I think there needs to be some pretty gloves-off conversations about our differences as a sector behind closed doors
Suzannah Nichol, NSCC
A source close to the UKCG adds: “The CBI Construction Council was set up as no one in construction was getting to government in the way the CBI does. Most major contractors are members of CBI and we would argue that over the last three years the council has been key in upping industry’s attention in communicating with government. Some would argue that CBI isn’t a collective voice as members tend to be main contractors. But there is nothing stopping companies from other sectors joining. We think the CBI Council is a good place to start in terms of building up a collective and consistent voice for construction.”
Although some have high hopes for the CBI Construction Council, others believe the emergence of the council while the Strategic Forum is still in operation is adding to the confusion,says the FMB’s Berry. “It doesn’t help when we have them both presenting themselves as bodies representing industry, but with conflicting pictures.”
The answer, according to Bolsover, is to merge the best elements of both into a new body - a Construction Industry Alliance, ominously abbreviated to CIA. This would play on the Strategic Forum’s ability to hook key players and command an audience with government ministers, while benefitting from being run by an industry chairman, rather than a chief executive, as the CBI is now.

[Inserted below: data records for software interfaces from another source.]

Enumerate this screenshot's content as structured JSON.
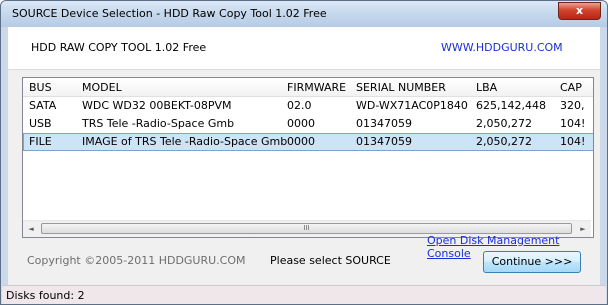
{
  "window": {
    "title": "SOURCE Device Selection - HDD Raw Copy Tool 1.02   Free",
    "close_label": "x"
  },
  "header": {
    "app_name": "HDD RAW COPY TOOL 1.02   Free",
    "site": "WWW.HDDGURU.COM"
  },
  "table": {
    "columns": [
      "BUS",
      "MODEL",
      "FIRMWARE",
      "SERIAL NUMBER",
      "LBA",
      "CAP"
    ],
    "rows": [
      {
        "bus": "SATA",
        "model": "WDC WD32 00BEKT-08PVM",
        "firmware": "02.0",
        "serial": "WD-WX71AC0P1840",
        "lba": "625,142,448",
        "cap": "320,"
      },
      {
        "bus": "USB",
        "model": "TRS Tele -Radio-Space Gmb",
        "firmware": "0000",
        "serial": "01347059",
        "lba": "2,050,272",
        "cap": "104!"
      },
      {
        "bus": "FILE",
        "model": "IMAGE of TRS Tele -Radio-Space Gmb",
        "firmware": "0000",
        "serial": "01347059",
        "lba": "2,050,272",
        "cap": "104!"
      }
    ],
    "selected_row": 2,
    "scroll_left": "◄",
    "scroll_right": "►",
    "scroll_grip": "III"
  },
  "footer": {
    "copyright": "Copyright ©2005-2011 HDDGURU.COM",
    "prompt": "Please select SOURCE",
    "console_link": "Open Disk Management Console",
    "continue_label": "Continue >>>"
  },
  "status": {
    "text": "Disks found: 2"
  },
  "colors": {
    "link": "#1a2fd8",
    "selection": "#cce4f7",
    "close": "#c7402a"
  }
}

The idea is that this will address the most fundamental problem that any proposal for a “single industry voice” faces: the awkward truth that the industry agrees on very little. As Berry says: “The construction industry is just so big, so varied, it’s impossible for everyone to agree on so many issues. PFI is big for main contractors, but not such an issue for SMEs, for example.”
League of chairmen
Bolsover believes chairmen running the show would help the sector to move past its differences. Chairmen, he says, are “people with experience but who are now slightly removed from the sector”, while chief execs “have a lot to gain or lose from the way industry issues are presented to government”.
In fact Bolsover envisages something like a network of chairmen. The new group would have a number of sub-divisions feeding in ideas and issues and working groups reporting back on key issues. “We need something like the Strategic Forum,” says Bolsover. “But I do feel it needs to be more of a CIA set-up so that it sits over all other associations, run by a chairman with other bodies feeding in, also run by chairmen.
“Then the overarching body would choose four or five main issues we want to get across to government based on what is being fed in from the other associations. And suddenly we have clarity.”
Bolsover himself says he has no intention of putting himself up for the chairman’s role. “I don’t want the job. I think that’s a good thing as it allows me to lead this plan and help without people thinking I am doing it for the job. The reason I am pushing it forward is that if I drop it, it will be dropped. And we can’t afford for that to happen.”